There are very limited things that are constant in the ever-changing lives of TCKs. Little things can frequently be changing, such as the language we hear spoken around us, or the accent that language is spoken in, the language the roads signs or labels in the grocery store are written in, the goods or selections available to us (i.e. there is candy all over the world, but you may have trouble finding Galaxy Chocolate in the US, or Hersheys in the UK), what side of the road cars drive on, what curriculum is being followed in schools, what an appropriate way to dress looks like, etc. In a previous post, I wrote about how much I love the sun, the moon, and all of their stars, because they stay constant no matter where in the world we are; there is always a sun above our heads, a moon following us, and stars shining down on us (even if we can't see them sometimes). According to www.dictionary.com, Constant is defined as, “not changing or varying; uniform; regular”. Constant, for me and in this context, is defined as things and/or people who stay with me and don’t change, no matter where in the world I am.
Examples of my constants:
1. The sun, moon, stars, and sky: the sun is always a big flaming Cheetos ball, the moon is always shining bright, the stars are always above us, the sky is always – or typically – blue with clouds, no matter where in the world I am. I love feeling the wind, raindrops, or sunshine on my skin. It almost feels like the physical touch of a loved one, and is something I’ve experienced everywhere I have lived or visited.
2. Some of my personal items, such as my phone, laptop, passport.
3. Some very special and particular people. Let’s call them family.
3. Airports. Airports are airports no matter where in the world you are. Sure, you might hear a different language spoken over the intercom, but the overall concept and feeling you get at airports is the same. Or, at least, it has been for me. Airports are my safe-places. Airports are also the “in-betweens”, but I’ll share that for another post.
These are examples of some of my constants. These are some of the things, or people, that help me stay “grounded” when I have a daydream or flashback and am confused as to which life I am living now, haha. “Is it Ayesha in England in 2006? Or Ayesha in England in 2011-2012?” These things and/or people are also those that I feel most connected to/with.
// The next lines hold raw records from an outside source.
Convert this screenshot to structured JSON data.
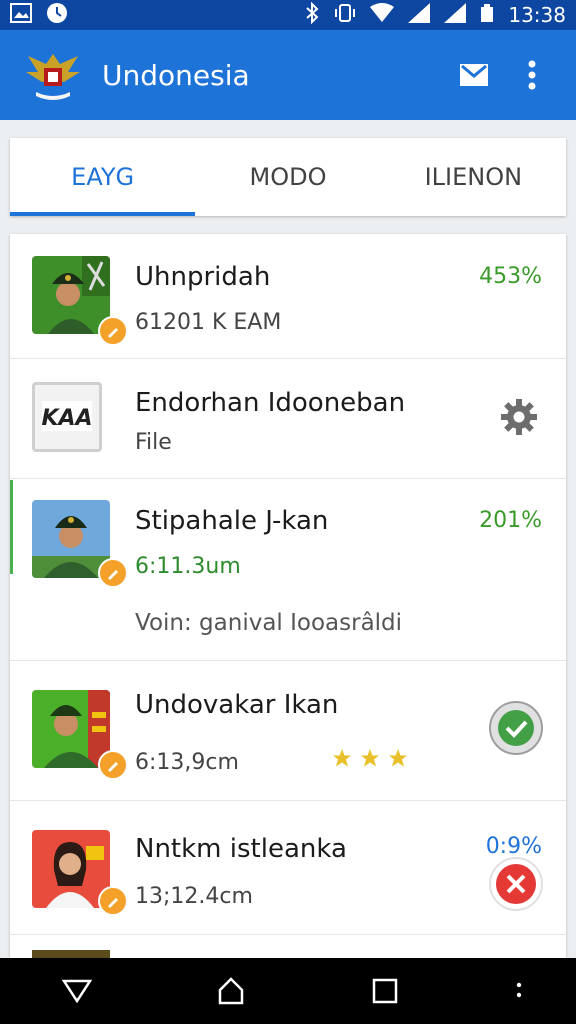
{
  "status_bar": {
    "time": "13:38",
    "icons": [
      "gallery-icon",
      "clock-icon",
      "bluetooth-icon",
      "vibrate-icon",
      "wifi-icon",
      "signal-icon",
      "signal-icon",
      "battery-icon"
    ]
  },
  "app_bar": {
    "title": "Undonesia",
    "logo": "garuda-emblem",
    "actions": [
      "mail-icon",
      "more-vert-icon"
    ],
    "color": "#1e73d8"
  },
  "tabs": [
    {
      "label": "EAYG",
      "active": true
    },
    {
      "label": "MODO",
      "active": false
    },
    {
      "label": "ILIENON",
      "active": false
    }
  ],
  "list": [
    {
      "title": "Uhnpridah",
      "subtitle": "61201 K EAM",
      "right": "453%",
      "thumb": "soldier-avatar"
    },
    {
      "title": "Endorhan Idooneban",
      "subtitle": "File",
      "right_icon": "gear-icon",
      "thumb": "kaa-logo",
      "thumb_text": "KAA"
    },
    {
      "title": "Stipahale J-kan",
      "subtitle": "6:11.3um",
      "right": "201%",
      "extra": "Voin: ganival Iooasrâldi",
      "thumb": "soldier-avatar"
    },
    {
      "title": "Undovakar Ikan",
      "subtitle": "6:13,9cm",
      "right_icon": "check-circle-icon",
      "stars": 3,
      "thumb": "soldier-avatar"
    },
    {
      "title": "Nntkm istleanka",
      "subtitle": "13;12.4cm",
      "right": "0:9%",
      "right_icon": "cancel-fab-icon",
      "thumb": "woman-avatar"
    }
  ],
  "nav": [
    "back-icon",
    "home-icon",
    "recents-icon",
    "more-icon"
  ]
}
Honestly, they help keep me sane and remind me of who I am when I forget sometimes.
I am not constant, in the literal form, but also in my personal definition of the word. I grow and I change depending on where I am as well. One of the most obvious changes are my vocabulary and/or accent; people who knew me from one place or in one “life” (i.e. from when I lived in Jordan) often tell me how much the way I speak has changed. I’ve had an “Americanized” accent for most of my life, though, for example, after living in the UK for a few years, I picked up on some British terms. I started saying wellies instead of rain boots (and still do! Haha). Now, after living in the US for the past 8 years, people who knew me from before are surprised at how much of a California girl I sound like. Honestly, I don’t do this on purpose, but I think my personality changes based on who I’m with and where they know or knew me from as well. I may be a constant for other TCKs and people in my life, but I am not a constant for even myself.
Regardless of if you are a fellow TCK or not, have you experienced this phenomenon before? If so, who or what are your constants? Who or what helps keep you grounded, when things are ever-changing around you? And, lastly, who or what do you wish was a constant for you, if they aren’t right now?
Well, that’s it for now. Until next time, folks.